Construction work is set to start in the second quarter of 2020 on the 34MW run-of-the-river Kinguele Aval hydropower plant in Gabon, as Meridiam confirms it has signed a concession contract with the Government of Gabon to build the project.
Located on the Mbei River, the Kinguele Aval project will deliver about 13% of the electricity needs of Libreville, the capital city of Gabon, replacing thermal power capacities.
The 33-year concession signed by Meridiam includes the construction of a gravity concrete weir, a power plant, stilling basin and a substation. Commissioning is scheduled for the end of 2023.
During the construction period, 800 direct jobs will be created on site.
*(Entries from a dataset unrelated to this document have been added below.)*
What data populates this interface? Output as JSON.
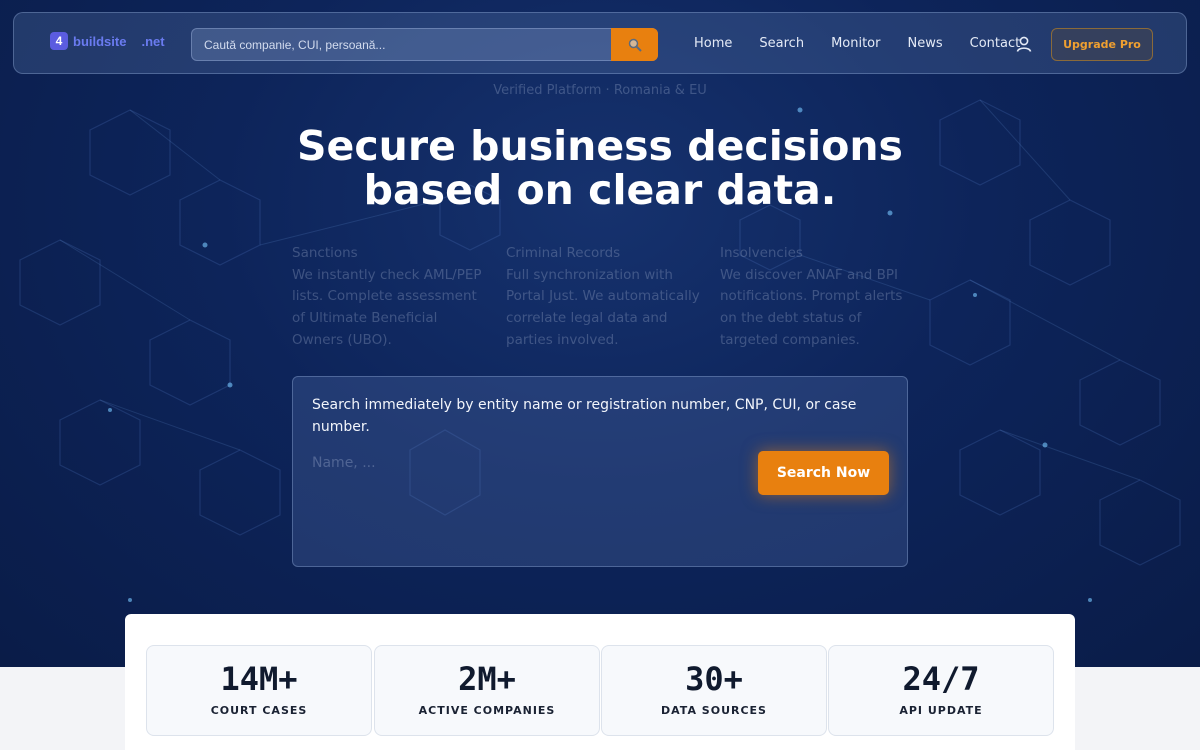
{
  "nav": {
    "logo_badge": "4",
    "logo_text": "buildsite",
    "logo_tld": ".net",
    "search_placeholder": "Caută companie, CUI, persoană...",
    "search_icon": "magnifier-icon",
    "links": [
      "Home",
      "Search",
      "Monitor",
      "News",
      "Contact"
    ],
    "user_icon": "user-icon",
    "upgrade_label": "Upgrade Pro"
  },
  "hero": {
    "verified": "Verified Platform · Romania & EU",
    "headline_line1": "Secure business decisions",
    "headline_line2": "based on clear data."
  },
  "features": [
    {
      "title": "Sanctions",
      "text": "We instantly check AML/PEP lists. Complete assessment of Ultimate Beneficial Owners (UBO)."
    },
    {
      "title": "Criminal Records",
      "text": "Full synchronization with Portal Just. We automatically correlate legal data and parties involved."
    },
    {
      "title": "Insolvencies",
      "text": "We discover ANAF and BPI notifications. Prompt alerts on the debt status of targeted companies."
    }
  ],
  "search_card": {
    "description": "Search immediately by entity name or registration number, CNP, CUI, or case number.",
    "input_placeholder": "Name, ...",
    "button_label": "Search Now"
  },
  "stats": [
    {
      "value": "14M+",
      "label": "COURT CASES"
    },
    {
      "value": "2M+",
      "label": "ACTIVE COMPANIES"
    },
    {
      "value": "30+",
      "label": "DATA SOURCES"
    },
    {
      "value": "24/7",
      "label": "API UPDATE"
    }
  ],
  "colors": {
    "accent": "#e8800f",
    "hero_bg": "#0d245a",
    "logo": "#5b5ce0"
  }
}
And during the operation phase, twenty Gabonese professionals will be responsible for the operation of the hydroelectric power plant.
A comprehensive Environmental and Social Impact Assessment in line with IFC performance standards confirmed low impact on fauna and flora and that no population will need to be resettled. Nevertheless, concrete actions will be implemented to the benefit of the environment and the social communities, said Meridiam, including:
A biodiversity action plan will protect or rebuild habitats of endangered species with positive net gain. Financial support will be provided for research in botany and fish studies.
Rural electrification will be addressed with the connection of the village of Andock Foula located 3km from the site and currently without electricity.
Hospital staff and patients will be provided with new and modern equipment to ensure effective treatment of populations and workers on site.
A fund will be set up to support local initiatives and assist local communities in developing sustainable activities.
Meridiam will own 60% of the Kinguele Hydropower project company with its partner FGIS (the sovereign wealth fund of Gabon) owning 40%. The €150 million Kinguélé Aval project is expected to be 75% financed by leading development banks, including the International Finance Corporation (IFC), the African Development Bank (AfDB), the Development Bank of Southern Africa (DBSA) and the Islamic Development Bank (IDB).
Meridiam is currently developing and financing 14 projects in Africa, which amount to more than €3 billion of capital expenditures, including: four solar power plants in Senegal for a total of 100MW; the 500MW Tulu Moye geothermal power plant, the first Independent Power Producer (IPP) in Ethiopia; and the Biokala biomass power plant in Cote d'Ivoire, the first biomass power plant in Sub-Saharan Africa.